Diving in the Seychelles

Last spring I wrote about the Seychelles’ Debt for Nature Swap and effort to protect one-third of the country’s Exclusive Economic Zone (EEZ) - out to 330km - as marine protected areas, half of which will be no-take reserves prohibiting extractive human activties. The government is currently engaged in a spatial planning process with local stakeholders to develop a MPA network that balances the needs of the environment with the fishing community. Considering that the country’s population is relatively small and its ocean resources are so vast, this is a major boon for marine wildlife protection and healthy reef.

In most cases, the healthiest reefs are also the most resilient to climate change. A robust coral reef requires a full-spectrum of marine life, including apex predators like sharks, algae-grazing fish like parrotfish and sturgeon fish, and filter feeders like sponges and coral. Remove a few species of fish or invertebrates and the entire coral reef system can fall out of its delicate balance, subjecting it to further degradation. Marine protected areas – especially no-take reserves – provide fish and other marine life with the essential habitat and minimal human impact they need to thrive. Once marine life in a MPA are given time to replenish, they spread beyond the MPA’s borders, improving ecosystem function and fishing opportunities outside their boundaries.

During my three weeks of researching and visiting a number of the country’s 115 granitic and coral islands, I dived in many inspiring underwater sites, filled to the brim with eagle rays, sharks, turtles, octopus and many species of fish.
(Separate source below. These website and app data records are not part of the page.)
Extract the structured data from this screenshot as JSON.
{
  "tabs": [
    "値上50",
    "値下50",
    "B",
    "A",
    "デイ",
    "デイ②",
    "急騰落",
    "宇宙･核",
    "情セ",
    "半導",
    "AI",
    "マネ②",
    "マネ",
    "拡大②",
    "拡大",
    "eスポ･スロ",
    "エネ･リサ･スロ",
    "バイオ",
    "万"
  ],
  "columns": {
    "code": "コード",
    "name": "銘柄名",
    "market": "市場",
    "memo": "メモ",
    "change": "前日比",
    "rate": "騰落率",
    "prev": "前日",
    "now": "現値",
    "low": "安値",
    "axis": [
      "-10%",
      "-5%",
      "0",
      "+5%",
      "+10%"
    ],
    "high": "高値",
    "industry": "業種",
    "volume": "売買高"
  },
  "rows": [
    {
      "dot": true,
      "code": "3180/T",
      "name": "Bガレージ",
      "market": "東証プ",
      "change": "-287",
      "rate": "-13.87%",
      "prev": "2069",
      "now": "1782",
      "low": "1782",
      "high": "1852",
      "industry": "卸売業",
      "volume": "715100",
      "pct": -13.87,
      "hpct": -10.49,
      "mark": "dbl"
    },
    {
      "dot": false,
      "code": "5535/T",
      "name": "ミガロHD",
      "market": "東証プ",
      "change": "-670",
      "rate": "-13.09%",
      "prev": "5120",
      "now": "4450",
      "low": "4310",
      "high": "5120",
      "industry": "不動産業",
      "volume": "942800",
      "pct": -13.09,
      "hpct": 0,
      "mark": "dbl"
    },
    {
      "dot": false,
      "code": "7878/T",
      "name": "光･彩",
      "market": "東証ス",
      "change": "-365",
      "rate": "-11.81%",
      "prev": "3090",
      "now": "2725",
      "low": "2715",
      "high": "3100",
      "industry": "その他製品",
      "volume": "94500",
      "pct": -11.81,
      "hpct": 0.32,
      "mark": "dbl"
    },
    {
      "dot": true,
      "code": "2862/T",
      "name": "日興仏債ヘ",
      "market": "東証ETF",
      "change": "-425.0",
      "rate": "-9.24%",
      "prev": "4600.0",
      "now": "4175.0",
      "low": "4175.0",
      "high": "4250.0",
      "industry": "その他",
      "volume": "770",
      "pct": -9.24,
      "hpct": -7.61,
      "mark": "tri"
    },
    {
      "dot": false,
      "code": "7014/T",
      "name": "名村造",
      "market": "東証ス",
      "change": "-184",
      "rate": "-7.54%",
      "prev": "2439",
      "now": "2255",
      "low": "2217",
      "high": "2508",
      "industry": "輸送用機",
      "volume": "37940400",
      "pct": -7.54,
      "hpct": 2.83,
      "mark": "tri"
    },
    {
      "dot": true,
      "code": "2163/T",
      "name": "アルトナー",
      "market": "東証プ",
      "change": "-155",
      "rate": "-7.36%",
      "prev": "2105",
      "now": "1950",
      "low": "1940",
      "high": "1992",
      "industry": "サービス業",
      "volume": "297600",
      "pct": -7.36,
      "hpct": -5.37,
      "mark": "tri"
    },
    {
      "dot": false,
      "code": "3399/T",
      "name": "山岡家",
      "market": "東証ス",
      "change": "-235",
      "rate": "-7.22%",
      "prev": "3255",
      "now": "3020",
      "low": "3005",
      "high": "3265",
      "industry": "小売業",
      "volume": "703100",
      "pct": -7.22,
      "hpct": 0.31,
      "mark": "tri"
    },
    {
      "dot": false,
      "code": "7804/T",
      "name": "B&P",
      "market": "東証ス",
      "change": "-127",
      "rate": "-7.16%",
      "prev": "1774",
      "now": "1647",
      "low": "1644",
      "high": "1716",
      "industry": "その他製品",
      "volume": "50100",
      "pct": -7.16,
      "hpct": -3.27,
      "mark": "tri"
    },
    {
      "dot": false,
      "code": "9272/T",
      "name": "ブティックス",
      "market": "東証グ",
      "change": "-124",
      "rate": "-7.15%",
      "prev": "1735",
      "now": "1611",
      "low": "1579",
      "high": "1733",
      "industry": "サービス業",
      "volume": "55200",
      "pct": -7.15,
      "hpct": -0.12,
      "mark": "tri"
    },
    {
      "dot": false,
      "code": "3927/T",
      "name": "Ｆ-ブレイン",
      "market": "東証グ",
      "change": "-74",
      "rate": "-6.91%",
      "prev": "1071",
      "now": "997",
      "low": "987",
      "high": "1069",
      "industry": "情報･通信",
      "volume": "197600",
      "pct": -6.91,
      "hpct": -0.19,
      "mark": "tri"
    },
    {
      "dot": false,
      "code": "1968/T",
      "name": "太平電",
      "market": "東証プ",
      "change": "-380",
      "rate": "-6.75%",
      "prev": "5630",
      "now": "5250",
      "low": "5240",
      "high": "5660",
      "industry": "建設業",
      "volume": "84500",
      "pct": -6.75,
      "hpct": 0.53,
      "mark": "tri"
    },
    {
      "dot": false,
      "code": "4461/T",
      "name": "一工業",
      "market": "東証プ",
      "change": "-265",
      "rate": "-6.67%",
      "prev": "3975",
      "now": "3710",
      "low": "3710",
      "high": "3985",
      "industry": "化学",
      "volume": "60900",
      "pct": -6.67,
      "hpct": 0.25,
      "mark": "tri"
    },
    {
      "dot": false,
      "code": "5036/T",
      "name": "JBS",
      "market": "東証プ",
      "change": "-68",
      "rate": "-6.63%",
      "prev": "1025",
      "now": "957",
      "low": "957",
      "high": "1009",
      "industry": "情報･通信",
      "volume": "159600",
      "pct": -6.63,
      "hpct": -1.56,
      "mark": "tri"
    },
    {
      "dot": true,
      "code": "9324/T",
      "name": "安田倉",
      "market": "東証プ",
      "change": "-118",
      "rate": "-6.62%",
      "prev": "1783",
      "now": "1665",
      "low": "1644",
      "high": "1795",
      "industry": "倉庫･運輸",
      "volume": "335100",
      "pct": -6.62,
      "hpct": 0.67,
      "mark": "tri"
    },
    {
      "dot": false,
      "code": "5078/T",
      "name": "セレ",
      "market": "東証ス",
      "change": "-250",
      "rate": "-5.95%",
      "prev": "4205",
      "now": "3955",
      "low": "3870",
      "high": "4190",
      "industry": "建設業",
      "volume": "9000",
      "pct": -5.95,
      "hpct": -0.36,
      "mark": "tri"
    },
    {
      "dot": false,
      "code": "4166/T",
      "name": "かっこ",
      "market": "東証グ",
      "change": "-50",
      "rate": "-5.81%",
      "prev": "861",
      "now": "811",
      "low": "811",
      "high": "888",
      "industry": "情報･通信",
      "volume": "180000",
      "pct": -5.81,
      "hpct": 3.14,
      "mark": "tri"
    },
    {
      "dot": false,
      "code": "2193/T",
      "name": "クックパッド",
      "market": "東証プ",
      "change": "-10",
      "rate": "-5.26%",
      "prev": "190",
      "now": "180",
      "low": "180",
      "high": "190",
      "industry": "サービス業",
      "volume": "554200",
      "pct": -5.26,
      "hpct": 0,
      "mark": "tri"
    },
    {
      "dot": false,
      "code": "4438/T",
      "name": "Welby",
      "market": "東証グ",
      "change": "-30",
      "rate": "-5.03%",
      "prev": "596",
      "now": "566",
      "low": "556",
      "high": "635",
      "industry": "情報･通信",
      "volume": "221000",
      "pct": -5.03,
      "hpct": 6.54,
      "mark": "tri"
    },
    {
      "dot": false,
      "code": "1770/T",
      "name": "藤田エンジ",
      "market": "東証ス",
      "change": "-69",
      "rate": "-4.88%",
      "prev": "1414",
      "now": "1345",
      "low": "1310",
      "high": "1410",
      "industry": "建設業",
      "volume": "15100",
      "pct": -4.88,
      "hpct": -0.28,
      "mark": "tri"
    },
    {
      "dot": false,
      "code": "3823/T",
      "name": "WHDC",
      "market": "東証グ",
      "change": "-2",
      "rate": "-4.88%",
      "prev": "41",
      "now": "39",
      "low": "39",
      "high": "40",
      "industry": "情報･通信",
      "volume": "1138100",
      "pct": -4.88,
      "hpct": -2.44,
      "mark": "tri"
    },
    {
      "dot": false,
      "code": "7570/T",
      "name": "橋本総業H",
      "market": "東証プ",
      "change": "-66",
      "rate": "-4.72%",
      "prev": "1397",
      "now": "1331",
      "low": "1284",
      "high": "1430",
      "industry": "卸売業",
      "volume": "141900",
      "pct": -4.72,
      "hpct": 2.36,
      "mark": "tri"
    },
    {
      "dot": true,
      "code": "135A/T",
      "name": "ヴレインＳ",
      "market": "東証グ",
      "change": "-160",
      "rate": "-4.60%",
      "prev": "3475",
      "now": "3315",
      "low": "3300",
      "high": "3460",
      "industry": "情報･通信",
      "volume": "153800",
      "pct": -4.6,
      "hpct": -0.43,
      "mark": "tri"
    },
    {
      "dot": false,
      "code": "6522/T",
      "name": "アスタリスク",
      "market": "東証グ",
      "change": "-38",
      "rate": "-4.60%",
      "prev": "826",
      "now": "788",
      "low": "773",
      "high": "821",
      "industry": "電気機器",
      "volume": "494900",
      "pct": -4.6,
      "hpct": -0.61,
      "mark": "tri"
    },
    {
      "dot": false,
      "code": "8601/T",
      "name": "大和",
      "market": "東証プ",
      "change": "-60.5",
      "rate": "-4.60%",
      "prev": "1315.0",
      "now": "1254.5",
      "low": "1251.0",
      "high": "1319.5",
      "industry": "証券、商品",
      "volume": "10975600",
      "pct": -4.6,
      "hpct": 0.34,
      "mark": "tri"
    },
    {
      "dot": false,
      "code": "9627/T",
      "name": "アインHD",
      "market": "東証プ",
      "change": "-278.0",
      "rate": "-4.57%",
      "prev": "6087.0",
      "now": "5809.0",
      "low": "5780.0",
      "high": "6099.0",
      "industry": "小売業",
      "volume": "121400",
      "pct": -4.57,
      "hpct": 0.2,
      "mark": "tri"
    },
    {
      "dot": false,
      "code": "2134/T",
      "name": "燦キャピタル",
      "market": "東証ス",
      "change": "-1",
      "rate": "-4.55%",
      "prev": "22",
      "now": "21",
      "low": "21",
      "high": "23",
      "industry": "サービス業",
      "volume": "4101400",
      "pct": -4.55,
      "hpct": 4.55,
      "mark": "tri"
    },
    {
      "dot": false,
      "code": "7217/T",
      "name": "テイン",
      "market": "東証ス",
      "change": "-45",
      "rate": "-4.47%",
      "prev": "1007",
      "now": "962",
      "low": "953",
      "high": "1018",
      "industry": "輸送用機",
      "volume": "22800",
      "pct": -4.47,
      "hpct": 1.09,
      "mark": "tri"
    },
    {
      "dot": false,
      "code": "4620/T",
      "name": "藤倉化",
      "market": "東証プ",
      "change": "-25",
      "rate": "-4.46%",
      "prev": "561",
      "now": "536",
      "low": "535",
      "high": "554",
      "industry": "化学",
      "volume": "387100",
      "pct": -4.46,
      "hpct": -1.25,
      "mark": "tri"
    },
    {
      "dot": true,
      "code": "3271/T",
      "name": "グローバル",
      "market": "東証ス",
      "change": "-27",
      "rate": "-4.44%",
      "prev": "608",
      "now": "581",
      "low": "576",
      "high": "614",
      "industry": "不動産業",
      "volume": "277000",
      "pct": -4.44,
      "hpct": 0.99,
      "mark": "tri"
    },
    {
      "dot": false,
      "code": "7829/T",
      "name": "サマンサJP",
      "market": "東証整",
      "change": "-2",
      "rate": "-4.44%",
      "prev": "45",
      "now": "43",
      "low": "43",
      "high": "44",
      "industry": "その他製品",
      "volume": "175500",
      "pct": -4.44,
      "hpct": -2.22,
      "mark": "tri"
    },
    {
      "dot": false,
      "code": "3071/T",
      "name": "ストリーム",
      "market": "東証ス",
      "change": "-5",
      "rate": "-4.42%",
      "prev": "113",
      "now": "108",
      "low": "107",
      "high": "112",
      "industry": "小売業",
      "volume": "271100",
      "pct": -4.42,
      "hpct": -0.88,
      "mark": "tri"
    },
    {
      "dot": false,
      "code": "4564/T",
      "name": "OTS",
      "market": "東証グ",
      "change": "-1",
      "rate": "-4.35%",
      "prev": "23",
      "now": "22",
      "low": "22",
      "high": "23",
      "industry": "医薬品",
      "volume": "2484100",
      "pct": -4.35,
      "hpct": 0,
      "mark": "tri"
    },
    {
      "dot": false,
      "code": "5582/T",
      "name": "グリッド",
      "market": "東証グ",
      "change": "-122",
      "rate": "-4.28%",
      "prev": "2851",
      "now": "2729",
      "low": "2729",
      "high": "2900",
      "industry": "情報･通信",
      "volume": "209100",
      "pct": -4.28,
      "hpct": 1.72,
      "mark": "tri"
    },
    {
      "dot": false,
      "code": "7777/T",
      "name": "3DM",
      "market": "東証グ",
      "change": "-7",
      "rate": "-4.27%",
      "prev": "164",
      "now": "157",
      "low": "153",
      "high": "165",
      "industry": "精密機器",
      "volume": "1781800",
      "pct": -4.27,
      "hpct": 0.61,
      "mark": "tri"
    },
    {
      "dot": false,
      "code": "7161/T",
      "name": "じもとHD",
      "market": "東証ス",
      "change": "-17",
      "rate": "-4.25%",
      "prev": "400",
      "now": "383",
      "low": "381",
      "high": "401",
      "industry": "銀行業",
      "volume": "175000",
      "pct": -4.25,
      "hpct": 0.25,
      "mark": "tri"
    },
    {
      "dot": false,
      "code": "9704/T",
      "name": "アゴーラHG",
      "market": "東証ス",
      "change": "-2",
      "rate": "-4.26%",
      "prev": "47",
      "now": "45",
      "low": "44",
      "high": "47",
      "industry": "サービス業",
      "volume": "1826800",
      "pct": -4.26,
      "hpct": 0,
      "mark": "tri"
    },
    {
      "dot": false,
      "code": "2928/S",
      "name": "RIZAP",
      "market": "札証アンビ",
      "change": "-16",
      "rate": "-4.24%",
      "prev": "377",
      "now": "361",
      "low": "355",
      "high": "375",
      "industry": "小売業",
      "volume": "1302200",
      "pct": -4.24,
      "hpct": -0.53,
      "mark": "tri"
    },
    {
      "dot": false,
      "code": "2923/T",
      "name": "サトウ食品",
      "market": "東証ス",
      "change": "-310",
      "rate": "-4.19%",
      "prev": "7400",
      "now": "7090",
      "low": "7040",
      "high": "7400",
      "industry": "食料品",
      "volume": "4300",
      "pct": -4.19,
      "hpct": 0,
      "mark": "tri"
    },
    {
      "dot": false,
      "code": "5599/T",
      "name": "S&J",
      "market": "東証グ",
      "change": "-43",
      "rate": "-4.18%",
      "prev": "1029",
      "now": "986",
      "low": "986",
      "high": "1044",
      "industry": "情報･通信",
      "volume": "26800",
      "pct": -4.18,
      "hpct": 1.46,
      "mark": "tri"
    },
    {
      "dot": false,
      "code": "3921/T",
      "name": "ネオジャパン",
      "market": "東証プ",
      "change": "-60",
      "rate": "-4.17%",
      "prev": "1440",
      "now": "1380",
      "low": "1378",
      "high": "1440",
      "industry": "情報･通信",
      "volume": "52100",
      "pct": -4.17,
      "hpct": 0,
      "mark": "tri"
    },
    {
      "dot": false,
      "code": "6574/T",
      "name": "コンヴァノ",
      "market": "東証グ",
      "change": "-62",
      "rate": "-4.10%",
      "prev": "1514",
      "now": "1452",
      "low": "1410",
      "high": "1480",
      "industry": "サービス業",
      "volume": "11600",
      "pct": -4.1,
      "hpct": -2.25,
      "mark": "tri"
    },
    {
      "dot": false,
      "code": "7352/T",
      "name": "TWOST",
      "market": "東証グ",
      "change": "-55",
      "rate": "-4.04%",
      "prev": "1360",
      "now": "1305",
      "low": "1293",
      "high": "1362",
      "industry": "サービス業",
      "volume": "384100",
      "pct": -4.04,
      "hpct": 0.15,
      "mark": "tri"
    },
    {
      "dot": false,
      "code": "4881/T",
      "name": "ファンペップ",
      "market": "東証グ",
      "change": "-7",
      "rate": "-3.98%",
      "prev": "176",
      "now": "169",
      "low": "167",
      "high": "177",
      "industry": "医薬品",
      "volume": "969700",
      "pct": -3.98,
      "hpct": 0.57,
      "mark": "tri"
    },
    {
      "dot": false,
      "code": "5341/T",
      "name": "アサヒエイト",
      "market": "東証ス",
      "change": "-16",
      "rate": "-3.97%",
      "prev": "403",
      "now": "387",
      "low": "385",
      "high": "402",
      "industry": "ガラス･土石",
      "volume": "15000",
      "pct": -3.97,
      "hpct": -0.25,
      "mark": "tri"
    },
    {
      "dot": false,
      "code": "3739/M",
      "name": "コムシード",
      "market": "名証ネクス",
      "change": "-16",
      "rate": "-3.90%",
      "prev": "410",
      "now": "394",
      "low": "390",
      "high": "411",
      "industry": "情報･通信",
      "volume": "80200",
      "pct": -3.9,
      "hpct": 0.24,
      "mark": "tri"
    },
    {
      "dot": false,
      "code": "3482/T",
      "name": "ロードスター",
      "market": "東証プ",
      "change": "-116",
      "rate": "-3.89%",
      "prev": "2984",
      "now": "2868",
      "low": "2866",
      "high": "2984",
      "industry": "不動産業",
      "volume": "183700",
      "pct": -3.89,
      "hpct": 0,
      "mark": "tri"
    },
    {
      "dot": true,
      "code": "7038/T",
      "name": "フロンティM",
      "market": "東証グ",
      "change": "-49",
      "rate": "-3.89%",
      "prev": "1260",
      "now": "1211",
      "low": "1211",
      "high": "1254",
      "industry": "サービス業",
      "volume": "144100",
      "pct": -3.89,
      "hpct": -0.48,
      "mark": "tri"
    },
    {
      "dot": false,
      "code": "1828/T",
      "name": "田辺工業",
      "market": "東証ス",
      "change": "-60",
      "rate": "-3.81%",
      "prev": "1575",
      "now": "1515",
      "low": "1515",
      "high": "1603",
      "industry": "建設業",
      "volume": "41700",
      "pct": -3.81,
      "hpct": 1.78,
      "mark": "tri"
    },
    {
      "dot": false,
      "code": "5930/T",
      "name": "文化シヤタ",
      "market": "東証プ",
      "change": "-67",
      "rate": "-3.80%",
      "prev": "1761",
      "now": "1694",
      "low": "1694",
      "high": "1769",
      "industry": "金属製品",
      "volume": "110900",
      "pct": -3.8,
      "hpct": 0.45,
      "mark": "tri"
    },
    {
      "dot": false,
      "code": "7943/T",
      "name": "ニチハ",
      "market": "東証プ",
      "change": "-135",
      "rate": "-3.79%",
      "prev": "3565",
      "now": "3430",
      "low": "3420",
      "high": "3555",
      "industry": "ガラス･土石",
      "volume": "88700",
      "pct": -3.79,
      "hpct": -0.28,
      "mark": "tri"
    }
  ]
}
Please check out the video/photo compilation I created showing my diving highlights.

Frederick Smith